Wednesday, May 19, 2010

Competitive Devaluation Draws Closer - Ari Paul

The brief summary:

-We need to start worrying about currency depreciation and inflation, although deflation is more likely over the next 6 months.

-Interest rates will likely be much, much higher in 5 years. A deflationary shock is likely to send them lower first, but we can start to slowly

scale into a short treasury position as a long-term strategy.

-Fundamentals of the EU are worse than ever, but there is now coordinated support by central banks for the Euro, so it may ignore fundamentals for the next couple of years. I

have fully closed my short Euro position.


The whole story and specific recommendations:

18 months ago the US unleashed unprecedented fiscal and monetary stimulus. A lot of pundits predicted severe inflation in short order, and the destruction of the dollar. Students of past credit crises knew better and understood that the decrease in bank lending and the drop in the velocity of money would offset the money printing, at least for a little while. Since then, inflation has been tame. Most commodities are roughly unchanged, the official measure of inflation (CPI) is up about 2%, 10-year treasury rates are near their lows at 3.4%, and the dollar basket is unchanged.


So far so good. However, the money printing will eventually have an impact, possibly even causing hyperinflation. The inflationary phase of the cycle has drawn much nearer with Europe’s announcement of $1 trillion of monetary and fiscal stimulus.
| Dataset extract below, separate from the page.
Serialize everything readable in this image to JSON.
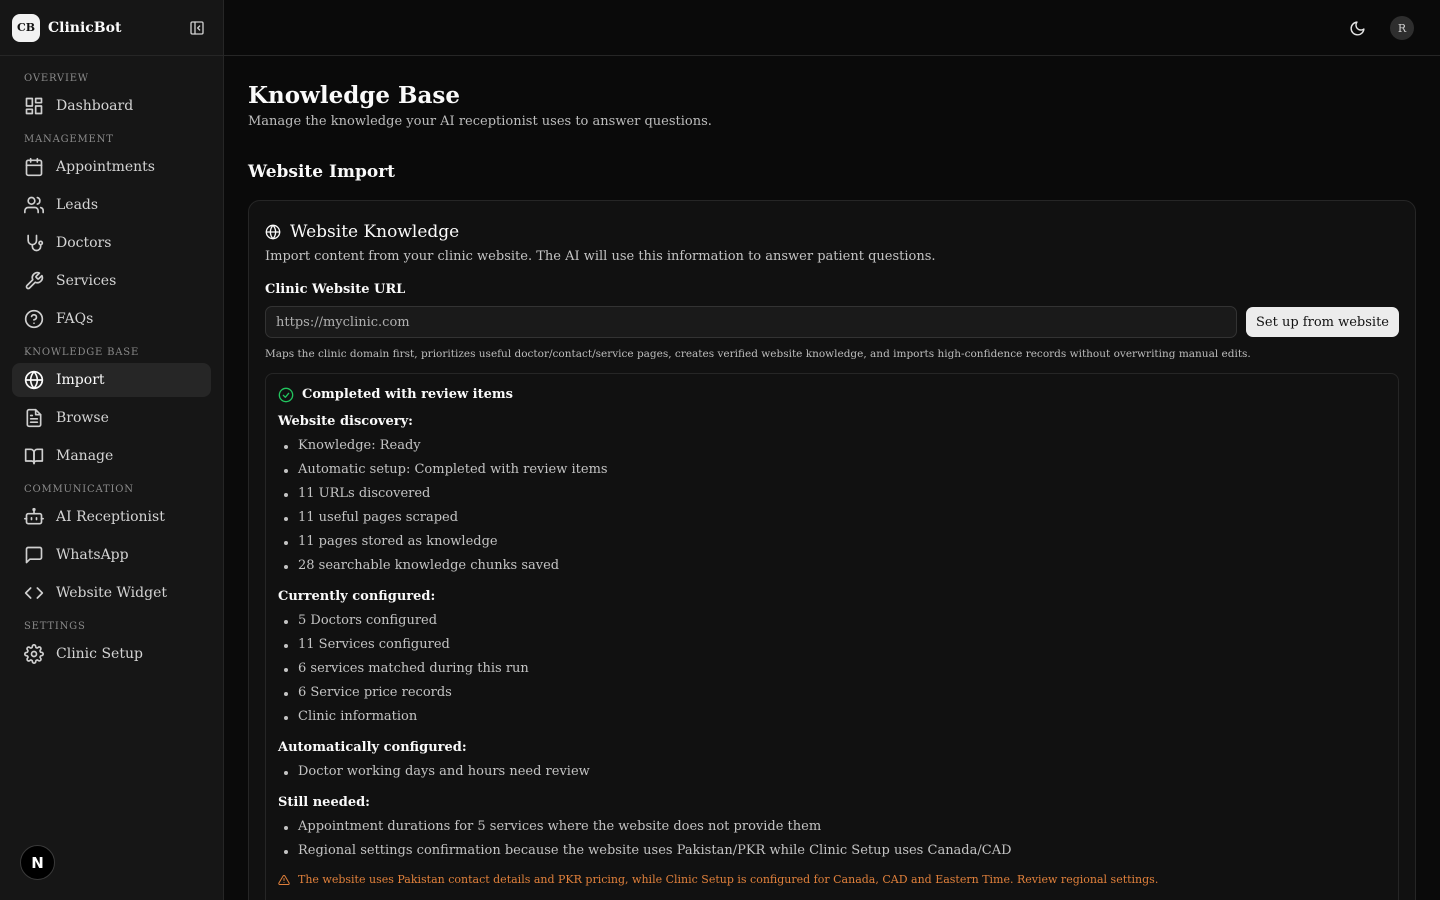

In the early 1930s, countries around the world engaged in competitive devaluation. The idea is that by devaluing our currency, our exports become more competitive which reduces unemployment. The problem is that currencies are a zero sum game. Our devaluation is another country’s appreciation. This means we’re effectively just shipping our unemployment overseas. Other countries don’t like that, so they devalue their currency in turn. This leads to cycles of competitive devaluation. Competitive devaluation may lead to very severe inflation, or, if the economy is sufficiently weak, it may simply lead to extreme depreciation.


What would extreme depreciation without inflation look like? The prices of everything would go up, but wages would lag. Inflation is a cycle that is led by wage growth. If there is sufficient unemployment, labor has little negotiating power so they can’t get significant wage increases. So for example, prices might rise by 50% while wages only rise 15%. We are all effectively much poorer.

I believe that extreme depreciation (with or without inflation) is a near certainty. The tricky question is when. If we have another deflationary shock to the system, there would likely be another flight to the dollar and another wave of deleveraging which would actually cause prices to drop. In the absence of such a shock, I believe we would get significant depreciation (and price increases) within one year. My best guess is that we will see a shock and therefore the depreciation is a couple of years away, but I have no confidence in the timing.


It is very hard to profit from depreciation. Safe haven assets like gold tend to preserve wealth, but won’t necessarily increase it. Moreoever, if we have a deflationary shock first, gold and other hard assets could plummet like they did at the end of 2008.

I believe the best way to position ourselves is to gradually scale into a long position in hard assets, hedged with short equities. Today, owning some gold is smart diversification. If we get a deflationary shock that sends gold down 25%, hard assets like gold, commodities, and real estate, will be very attractive purchases. So, begin to very slowly scale into owning hard assets, but make sure to leave plenty of cash to buy more on a deflationary shock. To be perfectly clear, my best guess is that hard assets fall over the next year, but I expect them to be a good purchase over the next decade. Given my uncertainty on the timing, it is prudent to begin scaling into a long position very slowly over the next few months.

There is no great way to wager on rising interest rates. It is very likely that interest rates will be much, much higher within 5 years. ETFs like TBT are terrible investment vehicles because they have massive hidden transaction costs. The best method I can think of is to short sell the long bond ETF TLT. The risk is that short selling may be banned on a severe market sell off, or the ETF could go “hard to borrow” which means your broker would start charging you outlandish interest to be short the ETF. A riskier and more sophisticated approach is to sell calls on TLT every few months.

There is coordinated worldwide support for the Euro by central banks. Coordinated currency interventions are rare, but usually very successful. The world supported the Euro in 2000 successfully and pushed up the Yen and the Mark versus the dollar in 1985. You can’t fight central banks in the short-term. In the long-term the fundamentals will reassert themselves but it could be a long wait.

2 comments:

  1. Wouldn't the trade be buy puts on TLT and even then you are better with leaps limiting your downside risk to the amount of the put?

    ReplyDelete
  2. Nevermind. I'm retarded. I should read the whole thing before i talk. How crowded do you think the trade is? Its basically disaster insurance for the duration of the options.

    ReplyDelete